Oklahoma's number one blog for natural and cultural history.
This week we’re leaving behind elegant mosaics and million-year-old fossils as we venture into the creepy, crawly world of invertebrates. Even if insects send a shiver up your spine, keep reading! Today’s post covers a unique blend of entymology and invertebrate history that may just knock your socks off. Let’s get started, shall we?
One of the most important and interesting specimens in the recent invertebrates department is the preserved holotype specimen of the beetle Huleechius marroni, which was described by former curator Harley Brown in 1981. Let’s pause here and review some vocabulary. A holotype is an extremely valuable specimen because it is the official specimen linked to the first named individual of the species. For example, say someone stumbles upon a wolf for the very first time, and a team of scientists decide to call it Canis lupus. That very dog is now a holotype for the entire species, meaning it is the specimen for which all wolves are named. That’s the Huleechius marroni beetle.

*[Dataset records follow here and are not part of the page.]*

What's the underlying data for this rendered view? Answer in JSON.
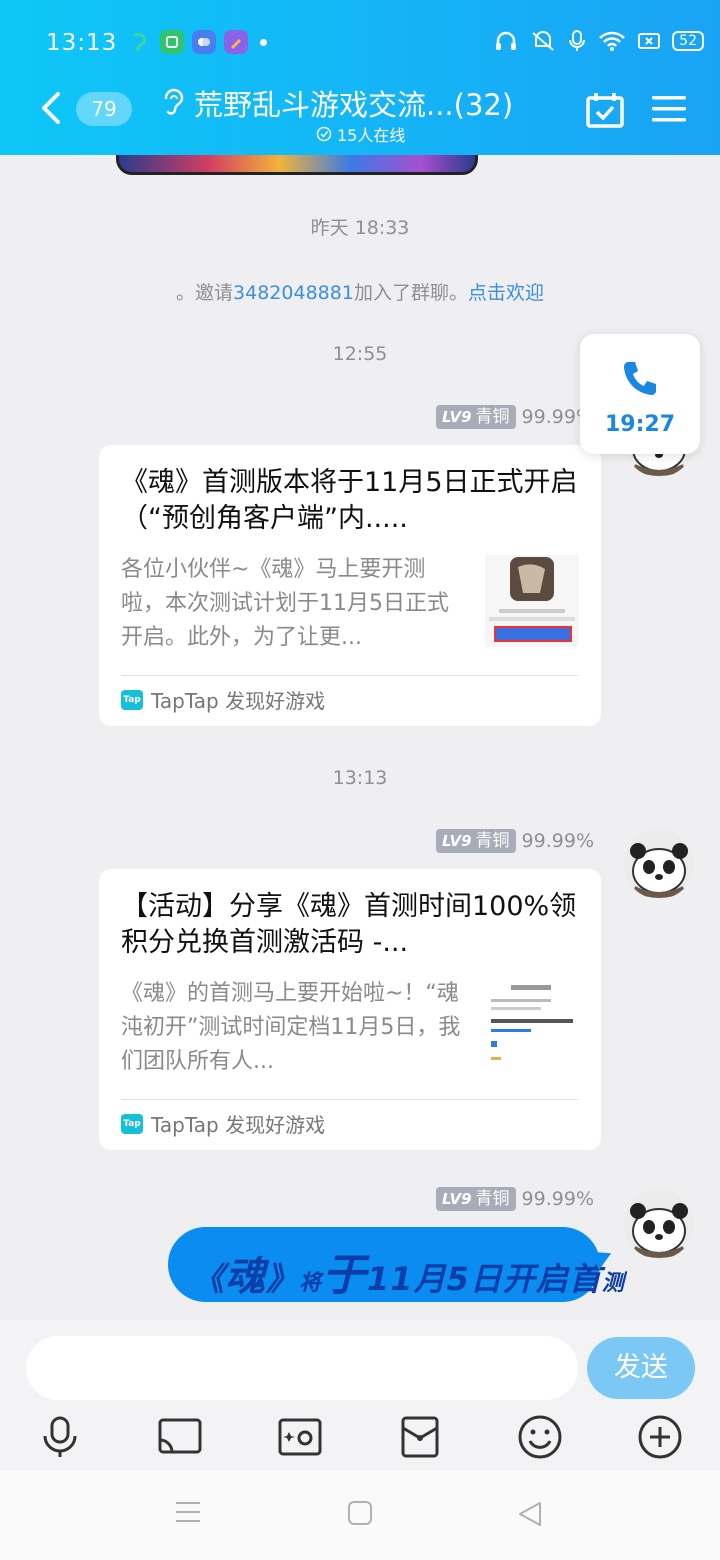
{
  "status_bar": {
    "time": "13:13",
    "battery": "52"
  },
  "header": {
    "unread_count": "79",
    "title": "荒野乱斗游戏交流...(32)",
    "online": "15人在线"
  },
  "messages": {
    "ts1": "昨天 18:33",
    "system": {
      "prefix": "。邀请",
      "user": "3482048881",
      "suffix": "加入了群聊。",
      "action": "点击欢迎"
    },
    "ts2": "12:55",
    "ts3": "13:13",
    "sender": {
      "level": "LV9",
      "rank": "青铜",
      "percent": "99.99%"
    },
    "card1": {
      "title": "《魂》首测版本将于11月5日正式开启（“预创角客户端”内.....",
      "desc": "各位小伙伴~《魂》马上要开测啦，本次测试计划于11月5日正式开启。此外，为了让更...",
      "source": "TapTap 发现好游戏"
    },
    "card2": {
      "title": "【活动】分享《魂》首测时间100%领积分兑换首测激活码 -...",
      "desc": "《魂》的首测马上要开始啦~！“魂沌初开”测试时间定档11月5日，我们团队所有人...",
      "source": "TapTap 发现好游戏"
    },
    "bubble": {
      "p1": "《",
      "p2": "魂",
      "p3": "》",
      "p4": "将",
      "p5": "于",
      "p6": "11月5日开启首",
      "p7": "测"
    }
  },
  "call_widget": {
    "duration": "19:27"
  },
  "input": {
    "send_label": "发送",
    "placeholder": ""
  },
  "colors": {
    "header_start": "#0ec7f7",
    "header_end": "#1aa3f5",
    "accent": "#1a87e0",
    "bubble": "#0a8cf0"
  }
}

This beetle is part of the group of beetles known as the Elmidae, or “riffle beetles”, a group that is found throughout the world in freshwater streams. The larvae of these beetles are often found feeding on submerged wood, and the adults can swim on the surface and under the water. Impressive, right? This specimen was collected and described from San Carlos River, east of San Carlos, Arizona. Actually, in Arizona, there is an endangered subspecies of this beetle known as the Marron’s San Carlos riffle beetle (Huleechius marroni carolus.) This subspecies can only be found in one very specific location in Arizona, which makes it an exceptionally rare species.
Hopefully you’ve learned a thing or two from today’s post, and we know you’re just dying to impress your friends with this newfound wisdom. Of course, there’s plenty more where that came from! For fun facts about the supercontinent Pangea, check out last week’s post. Then be sure to mark your calendars for next week’s ITTB! We’re traveling deep into the heart of Mexican history, and we’re bringing you along for the ride.
Last Friday, May 3, recent University of Oklahoma graduate and noted photographer Thomas Shahan visited the Sam Noble Museum for a Gallery Talk, a chance to discuss photography techniques, Oklahoma spiders, and everything in between. Shahan also spoke about his work on display in the museum’s exhibit, Beautiful Beasts: The Unseen Life of Oklahoma Spiders and Insects.
Shahan discussing his work.
All eyes and ears were on Shahan as he walked through his process of shooting his captivating, insect models. Many guests were astonished to hear that all of Shahan’s work features local spiders and insects, many of which he discovered biking through Norman, Oklahoma.
Shahan and his glamorously furry model.
This was no ordinary lecture, however. Shahan’s animated personality lit up the room as he actively engaged his audience. Shahan structured the Gallery Talk as more of a two-way discussion rather than a straightforward lecture, which many of his visitors appreciated. By engaging guests in his discussion, Shahan engaged them in his art.
Shahan interacts with some young fans during the Gallery Talk.
After the Gallery Talk concluded, guests stuck around for a chance to socialize with Shahan during the reception. Over some complimentary hor d’ouevres, visitors chatted with Shahan one-on-one as they caught a rare glimpse of the man behind the camera.
What a spread!
Guests chatting with Shahan after the Gallery Talk.
Greetings! I apologize for being so long in updating, but we were moving some cyber-things around to different servers here in museum cyberspace before the holiday break, and there were a few glitches, one of which involved access to our blog. But the new year brings fresh opportunities!